What is Photovoice?

Photovoice is a research method where we ask people to take photos related to a specific topic. We then chat through the photos to help us understand why each photo was taken before organising the photos into an exhibition and research paper. Photovoice is called a participatory research method as the people participating in the project help shape and direct the project.

Has the idea of Photovoice been in other places?

Yes, Photovoice has been used across the world on a wide variety of topics from transport and fast food, to substance abuse and the availability of alcohol. An organisation called Rutgers uses photovoice in low- and middle-income countries to promote sexual and reproductive health.

You’re part of the group helping organise it in Wallacetown, why should people take part and how do they get involved?

People should take part because the project will be fun and creative, we are providing the cameras so you don’t need one already. The photos taken will become a lasting record of your experience in Wallacetown. We will work together to show the photos to policy makers and other people and organisations in Wallacetown to help shape your community. The current project wants people living in Wallacetown aged 16-25 years old to participate.

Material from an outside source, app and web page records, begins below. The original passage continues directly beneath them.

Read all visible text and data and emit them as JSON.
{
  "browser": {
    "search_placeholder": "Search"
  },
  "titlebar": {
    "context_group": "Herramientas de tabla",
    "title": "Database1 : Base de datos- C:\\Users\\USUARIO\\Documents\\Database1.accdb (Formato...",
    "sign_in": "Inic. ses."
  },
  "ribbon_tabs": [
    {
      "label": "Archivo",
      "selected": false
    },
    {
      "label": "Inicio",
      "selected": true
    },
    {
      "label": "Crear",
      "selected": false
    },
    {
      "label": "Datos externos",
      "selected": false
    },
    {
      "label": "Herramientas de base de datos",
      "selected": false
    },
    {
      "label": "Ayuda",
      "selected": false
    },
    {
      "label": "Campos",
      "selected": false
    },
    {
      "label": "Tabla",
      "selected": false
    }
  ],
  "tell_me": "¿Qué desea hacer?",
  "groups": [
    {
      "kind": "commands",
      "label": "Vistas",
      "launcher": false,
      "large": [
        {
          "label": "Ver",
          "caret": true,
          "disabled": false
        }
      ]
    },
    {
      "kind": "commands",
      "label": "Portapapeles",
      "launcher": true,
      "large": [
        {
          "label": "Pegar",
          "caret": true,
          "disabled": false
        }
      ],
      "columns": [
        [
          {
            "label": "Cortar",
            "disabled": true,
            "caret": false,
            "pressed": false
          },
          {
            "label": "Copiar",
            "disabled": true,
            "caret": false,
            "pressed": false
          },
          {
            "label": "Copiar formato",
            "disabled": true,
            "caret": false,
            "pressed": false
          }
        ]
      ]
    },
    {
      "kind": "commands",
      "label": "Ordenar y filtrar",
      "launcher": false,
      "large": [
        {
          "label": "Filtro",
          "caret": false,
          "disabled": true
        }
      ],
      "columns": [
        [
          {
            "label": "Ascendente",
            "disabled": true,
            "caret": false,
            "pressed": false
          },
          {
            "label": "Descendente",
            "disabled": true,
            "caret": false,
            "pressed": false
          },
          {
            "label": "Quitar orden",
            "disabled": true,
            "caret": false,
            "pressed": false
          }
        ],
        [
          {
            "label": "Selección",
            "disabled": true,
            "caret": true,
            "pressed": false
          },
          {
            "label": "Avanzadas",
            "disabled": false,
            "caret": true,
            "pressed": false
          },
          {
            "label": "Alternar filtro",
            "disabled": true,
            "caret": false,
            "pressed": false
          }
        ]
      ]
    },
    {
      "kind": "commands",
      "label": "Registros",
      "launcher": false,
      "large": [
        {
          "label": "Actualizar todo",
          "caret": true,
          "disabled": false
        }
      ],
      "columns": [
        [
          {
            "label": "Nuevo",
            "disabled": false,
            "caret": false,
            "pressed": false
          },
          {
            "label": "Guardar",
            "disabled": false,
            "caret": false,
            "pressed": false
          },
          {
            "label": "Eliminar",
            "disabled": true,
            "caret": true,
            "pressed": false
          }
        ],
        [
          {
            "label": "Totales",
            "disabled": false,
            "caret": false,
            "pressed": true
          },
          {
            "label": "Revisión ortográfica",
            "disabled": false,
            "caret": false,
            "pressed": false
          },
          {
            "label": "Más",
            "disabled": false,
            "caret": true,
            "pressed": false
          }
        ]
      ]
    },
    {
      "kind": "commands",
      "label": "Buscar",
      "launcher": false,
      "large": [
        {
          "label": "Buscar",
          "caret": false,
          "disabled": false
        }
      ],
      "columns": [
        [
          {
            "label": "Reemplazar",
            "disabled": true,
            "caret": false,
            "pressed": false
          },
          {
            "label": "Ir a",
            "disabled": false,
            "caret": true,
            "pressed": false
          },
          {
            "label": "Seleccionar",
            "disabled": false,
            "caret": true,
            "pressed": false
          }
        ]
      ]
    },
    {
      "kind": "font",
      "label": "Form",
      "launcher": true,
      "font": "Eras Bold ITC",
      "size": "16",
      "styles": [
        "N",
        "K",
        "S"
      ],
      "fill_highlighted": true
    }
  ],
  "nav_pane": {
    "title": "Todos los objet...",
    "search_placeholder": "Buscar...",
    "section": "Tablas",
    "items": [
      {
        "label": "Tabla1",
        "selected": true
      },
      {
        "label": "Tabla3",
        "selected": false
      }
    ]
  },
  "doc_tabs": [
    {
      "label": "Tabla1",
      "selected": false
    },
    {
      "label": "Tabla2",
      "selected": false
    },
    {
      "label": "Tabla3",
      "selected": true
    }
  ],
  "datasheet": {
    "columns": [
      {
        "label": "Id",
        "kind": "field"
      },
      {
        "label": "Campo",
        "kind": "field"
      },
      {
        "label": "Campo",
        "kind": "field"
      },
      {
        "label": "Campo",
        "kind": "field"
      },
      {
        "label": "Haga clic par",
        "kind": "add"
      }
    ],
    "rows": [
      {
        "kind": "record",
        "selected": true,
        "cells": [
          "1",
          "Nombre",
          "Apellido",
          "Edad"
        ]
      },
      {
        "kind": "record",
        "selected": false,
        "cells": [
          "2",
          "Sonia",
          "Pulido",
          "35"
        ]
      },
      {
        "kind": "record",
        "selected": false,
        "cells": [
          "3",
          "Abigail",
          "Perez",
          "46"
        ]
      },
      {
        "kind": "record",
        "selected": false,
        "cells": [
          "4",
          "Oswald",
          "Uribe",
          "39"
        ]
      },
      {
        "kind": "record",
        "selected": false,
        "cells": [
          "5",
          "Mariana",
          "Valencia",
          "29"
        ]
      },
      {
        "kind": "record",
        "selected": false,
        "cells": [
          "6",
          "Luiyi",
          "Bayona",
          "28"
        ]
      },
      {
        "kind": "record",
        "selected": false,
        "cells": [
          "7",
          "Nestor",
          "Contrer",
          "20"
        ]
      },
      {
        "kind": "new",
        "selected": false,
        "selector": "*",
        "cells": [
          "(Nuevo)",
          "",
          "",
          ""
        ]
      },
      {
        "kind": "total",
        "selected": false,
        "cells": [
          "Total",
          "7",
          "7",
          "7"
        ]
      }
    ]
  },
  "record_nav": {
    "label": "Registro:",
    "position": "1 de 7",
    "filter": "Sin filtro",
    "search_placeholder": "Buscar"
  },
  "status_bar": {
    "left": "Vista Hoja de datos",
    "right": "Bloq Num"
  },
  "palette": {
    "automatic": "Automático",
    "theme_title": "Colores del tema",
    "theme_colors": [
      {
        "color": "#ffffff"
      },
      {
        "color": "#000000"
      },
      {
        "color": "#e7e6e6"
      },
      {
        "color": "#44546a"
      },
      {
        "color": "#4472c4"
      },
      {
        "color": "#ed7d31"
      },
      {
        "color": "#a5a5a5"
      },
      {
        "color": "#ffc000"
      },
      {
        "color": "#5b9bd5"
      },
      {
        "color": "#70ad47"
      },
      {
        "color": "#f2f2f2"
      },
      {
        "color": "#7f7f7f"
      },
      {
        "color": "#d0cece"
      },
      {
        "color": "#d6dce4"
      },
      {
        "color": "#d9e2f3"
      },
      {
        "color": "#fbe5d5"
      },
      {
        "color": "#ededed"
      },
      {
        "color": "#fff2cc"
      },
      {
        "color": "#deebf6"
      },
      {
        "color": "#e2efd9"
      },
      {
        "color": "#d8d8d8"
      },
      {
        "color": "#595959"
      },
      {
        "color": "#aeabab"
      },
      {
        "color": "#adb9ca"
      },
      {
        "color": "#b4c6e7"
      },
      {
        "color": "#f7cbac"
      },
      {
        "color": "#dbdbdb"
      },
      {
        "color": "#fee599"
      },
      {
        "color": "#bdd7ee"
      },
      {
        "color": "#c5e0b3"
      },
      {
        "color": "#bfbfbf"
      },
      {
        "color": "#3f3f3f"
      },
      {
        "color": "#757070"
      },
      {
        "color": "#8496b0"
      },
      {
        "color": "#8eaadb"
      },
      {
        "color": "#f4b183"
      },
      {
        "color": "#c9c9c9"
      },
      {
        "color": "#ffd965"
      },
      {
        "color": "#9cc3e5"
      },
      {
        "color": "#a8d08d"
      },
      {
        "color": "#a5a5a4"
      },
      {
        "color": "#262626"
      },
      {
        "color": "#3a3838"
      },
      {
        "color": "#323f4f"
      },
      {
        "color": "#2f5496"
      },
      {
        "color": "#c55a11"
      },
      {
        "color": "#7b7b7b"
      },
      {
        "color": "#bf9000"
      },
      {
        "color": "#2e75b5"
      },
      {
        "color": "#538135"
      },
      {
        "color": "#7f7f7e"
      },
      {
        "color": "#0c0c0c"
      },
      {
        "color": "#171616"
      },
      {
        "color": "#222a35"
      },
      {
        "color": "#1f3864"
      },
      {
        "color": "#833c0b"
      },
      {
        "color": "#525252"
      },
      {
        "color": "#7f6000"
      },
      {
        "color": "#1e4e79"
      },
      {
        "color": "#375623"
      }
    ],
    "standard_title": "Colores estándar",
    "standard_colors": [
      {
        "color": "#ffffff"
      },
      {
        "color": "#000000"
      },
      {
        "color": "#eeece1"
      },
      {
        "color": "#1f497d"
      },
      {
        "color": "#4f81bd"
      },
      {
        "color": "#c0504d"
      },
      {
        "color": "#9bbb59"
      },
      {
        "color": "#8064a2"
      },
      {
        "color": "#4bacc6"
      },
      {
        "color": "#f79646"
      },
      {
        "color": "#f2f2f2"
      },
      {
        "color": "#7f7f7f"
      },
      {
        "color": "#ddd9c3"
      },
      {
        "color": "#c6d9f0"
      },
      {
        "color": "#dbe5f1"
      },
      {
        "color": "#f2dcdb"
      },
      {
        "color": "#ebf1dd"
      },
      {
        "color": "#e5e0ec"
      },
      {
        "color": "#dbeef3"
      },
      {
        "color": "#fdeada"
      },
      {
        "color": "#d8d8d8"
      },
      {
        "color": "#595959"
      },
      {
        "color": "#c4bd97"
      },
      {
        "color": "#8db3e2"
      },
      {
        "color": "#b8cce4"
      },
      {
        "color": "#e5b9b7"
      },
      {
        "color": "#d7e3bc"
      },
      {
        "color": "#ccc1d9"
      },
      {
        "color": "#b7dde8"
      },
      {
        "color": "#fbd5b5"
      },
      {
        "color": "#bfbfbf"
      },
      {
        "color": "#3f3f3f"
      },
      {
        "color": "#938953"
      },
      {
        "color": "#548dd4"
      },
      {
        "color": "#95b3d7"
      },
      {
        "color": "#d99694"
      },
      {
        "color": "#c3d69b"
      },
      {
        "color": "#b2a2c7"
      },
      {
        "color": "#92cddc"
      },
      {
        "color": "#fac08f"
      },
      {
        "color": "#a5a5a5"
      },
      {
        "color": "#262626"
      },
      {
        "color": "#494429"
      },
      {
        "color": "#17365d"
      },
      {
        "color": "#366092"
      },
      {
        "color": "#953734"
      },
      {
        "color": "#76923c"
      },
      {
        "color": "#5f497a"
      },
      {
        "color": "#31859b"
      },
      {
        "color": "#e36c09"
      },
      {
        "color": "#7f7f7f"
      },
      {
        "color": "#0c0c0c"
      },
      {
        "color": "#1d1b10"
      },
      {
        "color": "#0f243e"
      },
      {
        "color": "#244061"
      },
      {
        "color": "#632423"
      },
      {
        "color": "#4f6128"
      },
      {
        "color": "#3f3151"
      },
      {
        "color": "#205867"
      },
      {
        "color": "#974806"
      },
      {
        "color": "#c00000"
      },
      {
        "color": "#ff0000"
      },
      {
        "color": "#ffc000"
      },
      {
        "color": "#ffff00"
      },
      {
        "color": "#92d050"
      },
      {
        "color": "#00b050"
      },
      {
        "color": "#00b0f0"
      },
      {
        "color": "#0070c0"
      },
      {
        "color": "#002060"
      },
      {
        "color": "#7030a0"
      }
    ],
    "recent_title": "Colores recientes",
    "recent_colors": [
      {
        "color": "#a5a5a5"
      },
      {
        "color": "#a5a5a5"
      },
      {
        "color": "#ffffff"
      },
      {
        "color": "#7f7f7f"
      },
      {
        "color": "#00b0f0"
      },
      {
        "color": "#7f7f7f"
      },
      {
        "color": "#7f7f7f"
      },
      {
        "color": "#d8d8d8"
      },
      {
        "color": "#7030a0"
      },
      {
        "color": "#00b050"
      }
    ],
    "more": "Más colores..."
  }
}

How does it help connecting with people and place?

Photovoice is known for enabling people to document and reflect on their community, both the positive and negative. As we hope to do in Wallacetown the people who take the photos can write a caption to accompany each photo. Doing this means that anyone seeing the photos will see Wallacetown how you see it, making your opinions heard.

How does Photovoice get taken on by people so they can turn it into their own thing? 

An important principle of Photovoice is that the photos are owned by the people taking them. We will need your consent to use any photo you take in the exhibition or research paper.

It is completely up to you what you photograph but we would like to know why you chose to photograph that particular person or place.

Although this is a research project we are here to work with you and help display the photos in ways that are meaningful to you; we are interested in understanding whether Photovoice is a good tool to capture what young people think and feel about Wallacetown.

Thanks, let us know how it goes!


Photovoice in Wallacetown is supported by the University of St Andrews, University of Exeter, the Violence Reduction Unit, Scottish Institute for Policing Research and C2.